▸ Problem details
Nothing in the records should be altered; retype them all exactly.

Dataset rows for apps and sites
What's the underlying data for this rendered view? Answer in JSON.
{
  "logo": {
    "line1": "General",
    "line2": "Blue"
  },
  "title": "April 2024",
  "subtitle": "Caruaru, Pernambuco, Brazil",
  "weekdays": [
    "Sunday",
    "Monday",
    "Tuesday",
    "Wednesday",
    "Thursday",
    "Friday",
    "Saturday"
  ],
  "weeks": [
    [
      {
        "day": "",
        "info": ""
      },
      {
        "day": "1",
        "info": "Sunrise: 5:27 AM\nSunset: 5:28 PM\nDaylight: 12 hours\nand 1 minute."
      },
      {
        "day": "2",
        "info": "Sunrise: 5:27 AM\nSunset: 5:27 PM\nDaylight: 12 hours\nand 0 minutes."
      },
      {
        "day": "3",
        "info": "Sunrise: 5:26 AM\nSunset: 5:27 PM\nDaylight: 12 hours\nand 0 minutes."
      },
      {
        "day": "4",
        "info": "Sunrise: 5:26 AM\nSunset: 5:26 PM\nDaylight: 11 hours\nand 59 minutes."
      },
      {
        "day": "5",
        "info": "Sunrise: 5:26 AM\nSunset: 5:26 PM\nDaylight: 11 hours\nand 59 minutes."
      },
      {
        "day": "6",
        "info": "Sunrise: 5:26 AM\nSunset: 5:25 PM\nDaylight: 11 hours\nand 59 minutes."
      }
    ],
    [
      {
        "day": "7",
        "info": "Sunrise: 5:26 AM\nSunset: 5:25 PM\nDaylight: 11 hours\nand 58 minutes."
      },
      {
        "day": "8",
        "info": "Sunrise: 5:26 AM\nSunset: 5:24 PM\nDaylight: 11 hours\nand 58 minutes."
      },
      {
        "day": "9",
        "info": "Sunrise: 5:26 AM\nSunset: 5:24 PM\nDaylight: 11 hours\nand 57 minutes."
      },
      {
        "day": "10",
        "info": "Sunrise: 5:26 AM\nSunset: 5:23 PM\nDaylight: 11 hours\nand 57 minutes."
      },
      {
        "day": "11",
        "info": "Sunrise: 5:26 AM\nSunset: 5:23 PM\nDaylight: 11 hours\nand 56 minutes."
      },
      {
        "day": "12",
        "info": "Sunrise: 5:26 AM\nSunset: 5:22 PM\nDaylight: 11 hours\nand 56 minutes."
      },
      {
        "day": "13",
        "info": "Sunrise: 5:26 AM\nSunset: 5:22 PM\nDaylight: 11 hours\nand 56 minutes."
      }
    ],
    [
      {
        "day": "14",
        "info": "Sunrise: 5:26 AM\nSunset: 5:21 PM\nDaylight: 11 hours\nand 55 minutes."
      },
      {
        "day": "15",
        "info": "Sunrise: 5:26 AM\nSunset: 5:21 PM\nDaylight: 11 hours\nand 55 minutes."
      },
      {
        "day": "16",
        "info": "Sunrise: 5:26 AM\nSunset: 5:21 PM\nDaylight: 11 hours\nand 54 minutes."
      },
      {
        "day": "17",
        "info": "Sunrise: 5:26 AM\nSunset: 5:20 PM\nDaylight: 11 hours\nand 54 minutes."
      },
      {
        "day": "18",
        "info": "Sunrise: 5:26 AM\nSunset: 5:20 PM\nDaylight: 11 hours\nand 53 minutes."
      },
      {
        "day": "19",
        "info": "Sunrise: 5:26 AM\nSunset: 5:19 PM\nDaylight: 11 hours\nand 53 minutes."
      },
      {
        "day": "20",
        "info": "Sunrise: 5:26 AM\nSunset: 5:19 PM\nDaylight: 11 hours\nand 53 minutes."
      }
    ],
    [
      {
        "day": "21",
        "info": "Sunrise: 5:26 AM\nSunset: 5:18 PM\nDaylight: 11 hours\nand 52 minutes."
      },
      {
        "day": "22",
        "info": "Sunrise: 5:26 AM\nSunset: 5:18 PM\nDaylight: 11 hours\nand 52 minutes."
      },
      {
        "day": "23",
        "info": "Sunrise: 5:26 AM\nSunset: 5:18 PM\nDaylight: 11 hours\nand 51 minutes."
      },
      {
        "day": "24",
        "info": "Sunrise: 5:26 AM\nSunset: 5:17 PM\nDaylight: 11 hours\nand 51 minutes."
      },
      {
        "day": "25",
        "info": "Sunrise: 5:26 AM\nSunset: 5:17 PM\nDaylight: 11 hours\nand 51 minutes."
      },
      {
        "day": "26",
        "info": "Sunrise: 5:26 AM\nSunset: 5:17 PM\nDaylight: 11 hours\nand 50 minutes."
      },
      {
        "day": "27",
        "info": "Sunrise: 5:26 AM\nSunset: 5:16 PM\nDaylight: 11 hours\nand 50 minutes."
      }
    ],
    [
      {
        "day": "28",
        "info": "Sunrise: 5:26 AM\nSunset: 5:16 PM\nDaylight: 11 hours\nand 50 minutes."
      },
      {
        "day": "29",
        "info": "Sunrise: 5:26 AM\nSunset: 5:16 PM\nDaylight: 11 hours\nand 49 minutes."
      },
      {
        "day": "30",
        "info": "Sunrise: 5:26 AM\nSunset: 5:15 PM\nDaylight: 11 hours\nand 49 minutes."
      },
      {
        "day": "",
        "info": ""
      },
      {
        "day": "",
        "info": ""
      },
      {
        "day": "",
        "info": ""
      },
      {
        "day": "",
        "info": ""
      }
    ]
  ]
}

▸ Result for this task
What's the underlying data for this rendered view? Answer in JSON.
{
  "logo": {
    "line1": "General",
    "line2": "Blue"
  },
  "title": "April 2024",
  "subtitle": "Caruaru, Pernambuco, Brazil",
  "weekdays": [
    "Sunday",
    "Monday",
    "Tuesday",
    "Wednesday",
    "Thursday",
    "Friday",
    "Saturday"
  ],
  "weeks": [
    [
      {
        "day": "",
        "info": ""
      },
      {
        "day": "1",
        "info": "Sunrise: 5:27 AM\nSunset: 5:28 PM\nDaylight: 12 hours\nand 1 minute."
      },
      {
        "day": "2",
        "info": "Sunrise: 5:27 AM\nSunset: 5:27 PM\nDaylight: 12 hours\nand 0 minutes."
      },
      {
        "day": "3",
        "info": "Sunrise: 5:26 AM\nSunset: 5:27 PM\nDaylight: 12 hours\nand 0 minutes."
      },
      {
        "day": "4",
        "info": "Sunrise: 5:26 AM\nSunset: 5:26 PM\nDaylight: 11 hours\nand 59 minutes."
      },
      {
        "day": "5",
        "info": "Sunrise: 5:26 AM\nSunset: 5:26 PM\nDaylight: 11 hours\nand 59 minutes."
      },
      {
        "day": "6",
        "info": "Sunrise: 5:26 AM\nSunset: 5:25 PM\nDaylight: 11 hours\nand 59 minutes."
      }
    ],
    [
      {
        "day": "7",
        "info": "Sunrise: 5:26 AM\nSunset: 5:25 PM\nDaylight: 11 hours\nand 58 minutes."
      },
      {
        "day": "8",
        "info": "Sunrise: 5:26 AM\nSunset: 5:24 PM\nDaylight: 11 hours\nand 58 minutes."
      },
      {
        "day": "9",
        "info": "Sunrise: 5:26 AM\nSunset: 5:24 PM\nDaylight: 11 hours\nand 57 minutes."
      },
      {
        "day": "10",
        "info": "Sunrise: 5:26 AM\nSunset: 5:23 PM\nDaylight: 11 hours\nand 57 minutes."
      },
      {
        "day": "11",
        "info": "Sunrise: 5:26 AM\nSunset: 5:23 PM\nDaylight: 11 hours\nand 56 minutes."
      },
      {
        "day": "12",
        "info": "Sunrise: 5:26 AM\nSunset: 5:22 PM\nDaylight: 11 hours\nand 56 minutes."
      },
      {
        "day": "13",
        "info": "Sunrise: 5:26 AM\nSunset: 5:22 PM\nDaylight: 11 hours\nand 56 minutes."
      }
    ],
    [
      {
        "day": "14",
        "info": "Sunrise: 5:26 AM\nSunset: 5:21 PM\nDaylight: 11 hours\nand 55 minutes."
      },
      {
        "day": "15",
        "info": "Sunrise: 5:26 AM\nSunset: 5:21 PM\nDaylight: 11 hours\nand 55 minutes."
      },
      {
        "day": "16",
        "info": "Sunrise: 5:26 AM\nSunset: 5:21 PM\nDaylight: 11 hours\nand 54 minutes."
      },
      {
        "day": "17",
        "info": "Sunrise: 5:26 AM\nSunset: 5:20 PM\nDaylight: 11 hours\nand 54 minutes."
      },
      {
        "day": "18",
        "info": "Sunrise: 5:26 AM\nSunset: 5:20 PM\nDaylight: 11 hours\nand 53 minutes."
      },
      {
        "day": "19",
        "info": "Sunrise: 5:26 AM\nSunset: 5:19 PM\nDaylight: 11 hours\nand 53 minutes."
      },
      {
        "day": "20",
        "info": "Sunrise: 5:26 AM\nSunset: 5:19 PM\nDaylight: 11 hours\nand 53 minutes."
      }
    ],
    [
      {
        "day": "21",
        "info": "Sunrise: 5:26 AM\nSunset: 5:18 PM\nDaylight: 11 hours\nand 52 minutes."
      },
      {
        "day": "22",
        "info": "Sunrise: 5:26 AM\nSunset: 5:18 PM\nDaylight: 11 hours\nand 52 minutes."
      },
      {
        "day": "23",
        "info": "Sunrise: 5:26 AM\nSunset: 5:18 PM\nDaylight: 11 hours\nand 51 minutes."
      },
      {
        "day": "24",
        "info": "Sunrise: 5:26 AM\nSunset: 5:17 PM\nDaylight: 11 hours\nand 51 minutes."
      },
      {
        "day": "25",
        "info": "Sunrise: 5:26 AM\nSunset: 5:17 PM\nDaylight: 11 hours\nand 51 minutes."
      },
      {
        "day": "26",
        "info": "Sunrise: 5:26 AM\nSunset: 5:17 PM\nDaylight: 11 hours\nand 50 minutes."
      },
      {
        "day": "27",
        "info": "Sunrise: 5:26 AM\nSunset: 5:16 PM\nDaylight: 11 hours\nand 50 minutes."
      }
    ],
    [
      {
        "day": "28",
        "info": "Sunrise: 5:26 AM\nSunset: 5:16 PM\nDaylight: 11 hours\nand 50 minutes."
      },
      {
        "day": "29",
        "info": "Sunrise: 5:26 AM\nSunset: 5:16 PM\nDaylight: 11 hours\nand 49 minutes."
      },
      {
        "day": "30",
        "info": "Sunrise: 5:26 AM\nSunset: 5:15 PM\nDaylight: 11 hours\nand 49 minutes."
      },
      {
        "day": "",
        "info": ""
      },
      {
        "day": "",
        "info": ""
      },
      {
        "day": "",
        "info": ""
      },
      {
        "day": "",
        "info": ""
      }
    ]
  ]
}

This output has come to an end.